We always used to say that India would either accept you or reject you, take you in or spit you out. A land of intense extremes -- in climate, in topography, in mood, in levels of wealth and status -- India was the home of the Buddha's middle way, avoiding extremes both of self indulgence and of self mortification. "How did that happen?" we used to joke, when I lived there in the early seventies.
I had gone to India as so many had, to find a spiritual teacher, to find a meditation method -- really to find myself. India, with its intense generosity of the spirit, its frank inability to hide pain or loss, its kindness and its chaos took me in. It became my spiritual home, therefore my primary home. For years I couldn't imagine living anywhere else. I spent hours scheming over my visa extensions, trying to figure out how to accomplish my goal. India really became for me, "Mother India," the place, in a way, that I was actually born. India was the only place on earth that made sense to me.
Circumstances didn't allow that, of course, and I am very much a citizen of the USA these days, and an especially happy one these post-election days. (Last week, crossing back into the US at the Toronto airport, when the immigration official said, "Welcome home," I started to cry.)
Yet every single thing I learned in India points me to the understanding of how inextricably connected we all are. I've spent days following news stories of the tragic events in Mumbai. In years gone by, it literally could have been me attacked in any of those sites -terrified, hurt or killed. Figuratively, it was me, as it was all of us. One thing the truth of interconnection should tell us is that what happens "over there," doesn't just stay "over there." We are bound by so many threads to one another.
It's not just that next week it might be New York City or L.A. It's more that all of our divisions of us and them and self and other recreate the world where such violence is possible. These divisions seek to exclude rather than include, ignore others rather than pay attention to them, and fuel hatred as though it was our singular source of strength. We have to look as deeply as we can into what binds us together, and also what tears us apart. If we stay on the surface of things, we will go round and round cycles of helplessness and despair in perpetuity.
Maybe it is because I've had a big dose of hope realized recently that I, even in the midst of such pain and trauma, think perhaps we can look that deeply, both into our own hearts and into systems of government, economics and religion that discard others, making it ok to casually steal their future, or step over their bodies as though they don't at all count.
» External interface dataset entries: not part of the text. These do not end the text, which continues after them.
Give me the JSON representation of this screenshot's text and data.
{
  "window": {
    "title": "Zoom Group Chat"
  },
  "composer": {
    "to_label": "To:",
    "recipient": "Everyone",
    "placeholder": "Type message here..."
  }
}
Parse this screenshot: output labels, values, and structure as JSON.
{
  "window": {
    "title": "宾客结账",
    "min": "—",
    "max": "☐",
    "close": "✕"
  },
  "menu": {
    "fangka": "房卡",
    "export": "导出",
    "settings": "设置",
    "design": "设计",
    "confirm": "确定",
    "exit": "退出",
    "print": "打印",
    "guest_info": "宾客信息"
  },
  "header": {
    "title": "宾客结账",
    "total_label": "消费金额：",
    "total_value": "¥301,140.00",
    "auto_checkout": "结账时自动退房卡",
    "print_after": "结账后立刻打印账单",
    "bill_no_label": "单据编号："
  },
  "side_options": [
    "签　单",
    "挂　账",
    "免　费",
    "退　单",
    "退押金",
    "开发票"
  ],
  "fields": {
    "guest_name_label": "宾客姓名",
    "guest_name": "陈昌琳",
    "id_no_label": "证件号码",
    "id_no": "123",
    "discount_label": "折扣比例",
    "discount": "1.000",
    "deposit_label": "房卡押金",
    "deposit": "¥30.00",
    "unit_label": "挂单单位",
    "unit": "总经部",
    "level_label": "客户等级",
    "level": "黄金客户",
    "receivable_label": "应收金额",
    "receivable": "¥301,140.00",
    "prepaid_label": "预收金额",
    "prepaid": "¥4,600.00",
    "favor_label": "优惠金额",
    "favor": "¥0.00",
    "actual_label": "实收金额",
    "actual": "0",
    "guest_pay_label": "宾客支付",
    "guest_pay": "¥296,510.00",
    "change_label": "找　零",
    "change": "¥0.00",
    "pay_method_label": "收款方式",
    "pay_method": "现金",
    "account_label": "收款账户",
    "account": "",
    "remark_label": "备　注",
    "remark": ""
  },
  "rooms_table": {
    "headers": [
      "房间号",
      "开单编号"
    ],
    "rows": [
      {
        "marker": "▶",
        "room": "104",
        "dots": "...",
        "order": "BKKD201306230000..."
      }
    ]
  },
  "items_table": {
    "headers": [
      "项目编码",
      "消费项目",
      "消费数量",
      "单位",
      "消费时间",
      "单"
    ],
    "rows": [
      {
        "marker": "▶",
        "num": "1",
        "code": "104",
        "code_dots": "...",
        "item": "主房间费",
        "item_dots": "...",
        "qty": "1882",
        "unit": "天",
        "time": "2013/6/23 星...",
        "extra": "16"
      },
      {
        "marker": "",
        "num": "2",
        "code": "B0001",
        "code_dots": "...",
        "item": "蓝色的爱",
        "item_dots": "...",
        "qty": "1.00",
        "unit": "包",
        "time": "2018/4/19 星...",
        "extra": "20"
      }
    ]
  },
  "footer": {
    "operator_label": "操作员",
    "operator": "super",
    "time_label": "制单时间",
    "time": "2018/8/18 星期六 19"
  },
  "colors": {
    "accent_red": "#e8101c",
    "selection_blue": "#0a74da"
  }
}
If we are willing to look very very deeply, I suspect that we will discover that no matter where we started, everywhere can be, and must be, considered home.